▸ What to produce
Output each record exactly, excluding pictures.

★ ★ ★ ★ ★

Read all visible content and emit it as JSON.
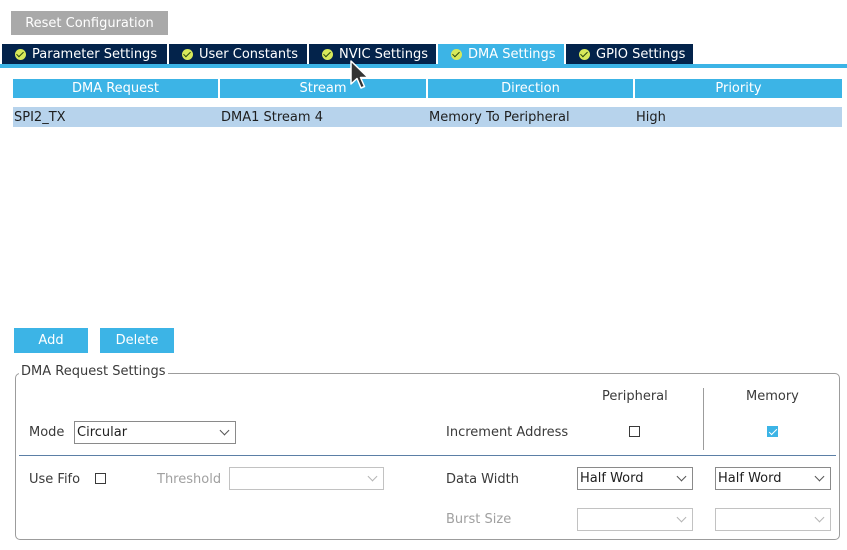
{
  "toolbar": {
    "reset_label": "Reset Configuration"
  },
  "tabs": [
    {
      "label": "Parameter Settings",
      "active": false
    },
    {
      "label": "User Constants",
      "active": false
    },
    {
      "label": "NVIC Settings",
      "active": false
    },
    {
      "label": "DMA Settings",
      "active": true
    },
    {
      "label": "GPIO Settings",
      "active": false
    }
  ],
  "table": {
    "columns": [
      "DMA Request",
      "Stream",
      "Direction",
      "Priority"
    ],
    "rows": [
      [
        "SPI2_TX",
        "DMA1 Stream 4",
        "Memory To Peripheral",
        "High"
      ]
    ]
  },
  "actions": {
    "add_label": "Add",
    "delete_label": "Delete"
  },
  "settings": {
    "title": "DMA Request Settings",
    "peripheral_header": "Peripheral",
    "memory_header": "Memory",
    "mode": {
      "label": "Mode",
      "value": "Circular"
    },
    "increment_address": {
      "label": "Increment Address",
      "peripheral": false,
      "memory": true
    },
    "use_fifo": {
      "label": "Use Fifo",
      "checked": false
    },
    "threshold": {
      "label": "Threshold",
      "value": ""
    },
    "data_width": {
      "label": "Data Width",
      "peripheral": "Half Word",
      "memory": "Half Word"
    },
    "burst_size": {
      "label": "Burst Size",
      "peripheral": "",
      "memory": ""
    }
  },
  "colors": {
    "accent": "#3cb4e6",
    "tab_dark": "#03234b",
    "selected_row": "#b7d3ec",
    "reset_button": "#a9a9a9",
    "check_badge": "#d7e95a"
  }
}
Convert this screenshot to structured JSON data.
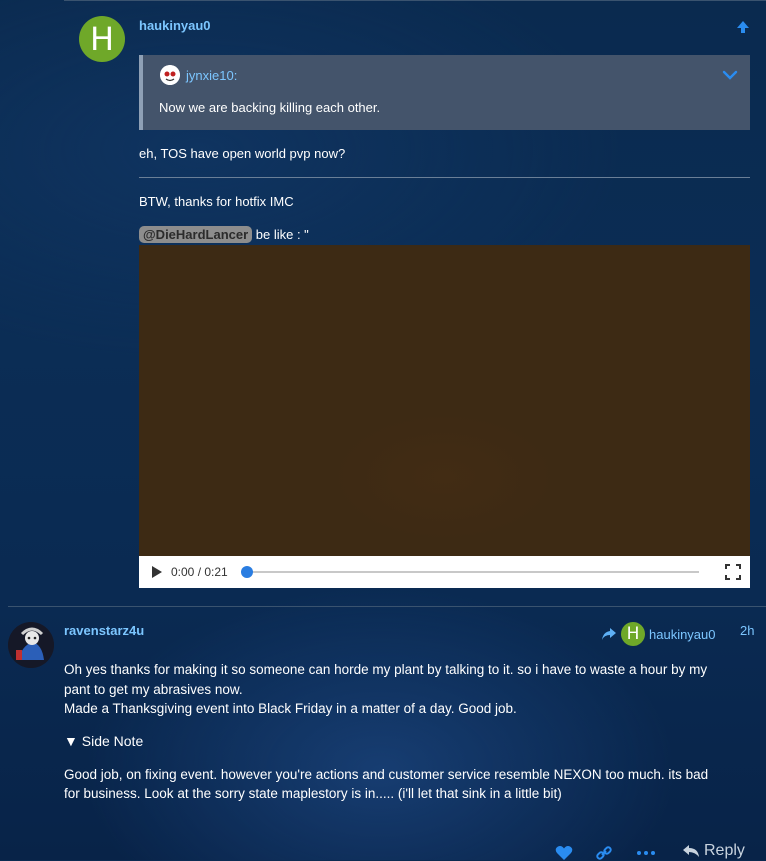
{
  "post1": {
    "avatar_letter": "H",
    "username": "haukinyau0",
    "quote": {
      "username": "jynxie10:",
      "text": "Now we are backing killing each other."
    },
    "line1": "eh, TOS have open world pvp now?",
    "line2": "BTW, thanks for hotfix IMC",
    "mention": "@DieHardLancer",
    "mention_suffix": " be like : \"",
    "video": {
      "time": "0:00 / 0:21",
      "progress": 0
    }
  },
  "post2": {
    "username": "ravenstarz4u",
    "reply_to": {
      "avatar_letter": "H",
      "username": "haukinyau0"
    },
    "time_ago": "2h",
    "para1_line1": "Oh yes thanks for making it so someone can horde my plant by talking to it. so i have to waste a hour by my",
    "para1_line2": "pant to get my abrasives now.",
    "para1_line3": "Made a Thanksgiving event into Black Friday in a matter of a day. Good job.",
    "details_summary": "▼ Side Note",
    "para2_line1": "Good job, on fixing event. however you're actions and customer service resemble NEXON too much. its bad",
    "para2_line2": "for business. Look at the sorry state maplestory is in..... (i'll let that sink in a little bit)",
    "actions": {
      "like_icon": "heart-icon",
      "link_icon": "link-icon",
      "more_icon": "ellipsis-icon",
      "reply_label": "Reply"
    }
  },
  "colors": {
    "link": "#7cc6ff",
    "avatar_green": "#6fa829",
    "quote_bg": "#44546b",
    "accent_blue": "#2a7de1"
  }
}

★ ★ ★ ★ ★

▸ Task solution
Read all visible content and emit it as JSON.
{
  "toolbar": {
    "reset_label": "Reset Configuration"
  },
  "tabs": [
    {
      "label": "Parameter Settings",
      "active": false
    },
    {
      "label": "User Constants",
      "active": false
    },
    {
      "label": "NVIC Settings",
      "active": false
    },
    {
      "label": "DMA Settings",
      "active": true
    },
    {
      "label": "GPIO Settings",
      "active": false
    }
  ],
  "table": {
    "columns": [
      "DMA Request",
      "Stream",
      "Direction",
      "Priority"
    ],
    "rows": [
      [
        "SPI2_TX",
        "DMA1 Stream 4",
        "Memory To Peripheral",
        "High"
      ]
    ]
  },
  "actions": {
    "add_label": "Add",
    "delete_label": "Delete"
  },
  "settings": {
    "title": "DMA Request Settings",
    "peripheral_header": "Peripheral",
    "memory_header": "Memory",
    "mode": {
      "label": "Mode",
      "value": "Circular"
    },
    "increment_address": {
      "label": "Increment Address",
      "peripheral": false,
      "memory": true
    },
    "use_fifo": {
      "label": "Use Fifo",
      "checked": false
    },
    "threshold": {
      "label": "Threshold",
      "value": ""
    },
    "data_width": {
      "label": "Data Width",
      "peripheral": "Half Word",
      "memory": "Half Word"
    },
    "burst_size": {
      "label": "Burst Size",
      "peripheral": "",
      "memory": ""
    }
  },
  "colors": {
    "accent": "#3cb4e6",
    "tab_dark": "#03234b",
    "selected_row": "#b7d3ec",
    "reset_button": "#a9a9a9",
    "check_badge": "#d7e95a"
  }
}
Convert this screenshot to structured JSON data.
{
  "post1": {
    "avatar_letter": "H",
    "username": "haukinyau0",
    "quote": {
      "username": "jynxie10:",
      "text": "Now we are backing killing each other."
    },
    "line1": "eh, TOS have open world pvp now?",
    "line2": "BTW, thanks for hotfix IMC",
    "mention": "@DieHardLancer",
    "mention_suffix": " be like : \"",
    "video": {
      "time": "0:00 / 0:21",
      "progress": 0
    }
  },
  "post2": {
    "username": "ravenstarz4u",
    "reply_to": {
      "avatar_letter": "H",
      "username": "haukinyau0"
    },
    "time_ago": "2h",
    "para1_line1": "Oh yes thanks for making it so someone can horde my plant by talking to it. so i have to waste a hour by my",
    "para1_line2": "pant to get my abrasives now.",
    "para1_line3": "Made a Thanksgiving event into Black Friday in a matter of a day. Good job.",
    "details_summary": "▼ Side Note",
    "para2_line1": "Good job, on fixing event. however you're actions and customer service resemble NEXON too much. its bad",
    "para2_line2": "for business. Look at the sorry state maplestory is in..... (i'll let that sink in a little bit)",
    "actions": {
      "like_icon": "heart-icon",
      "link_icon": "link-icon",
      "more_icon": "ellipsis-icon",
      "reply_label": "Reply"
    }
  },
  "colors": {
    "link": "#7cc6ff",
    "avatar_green": "#6fa829",
    "quote_bg": "#44546b",
    "accent_blue": "#2a7de1"
  }
}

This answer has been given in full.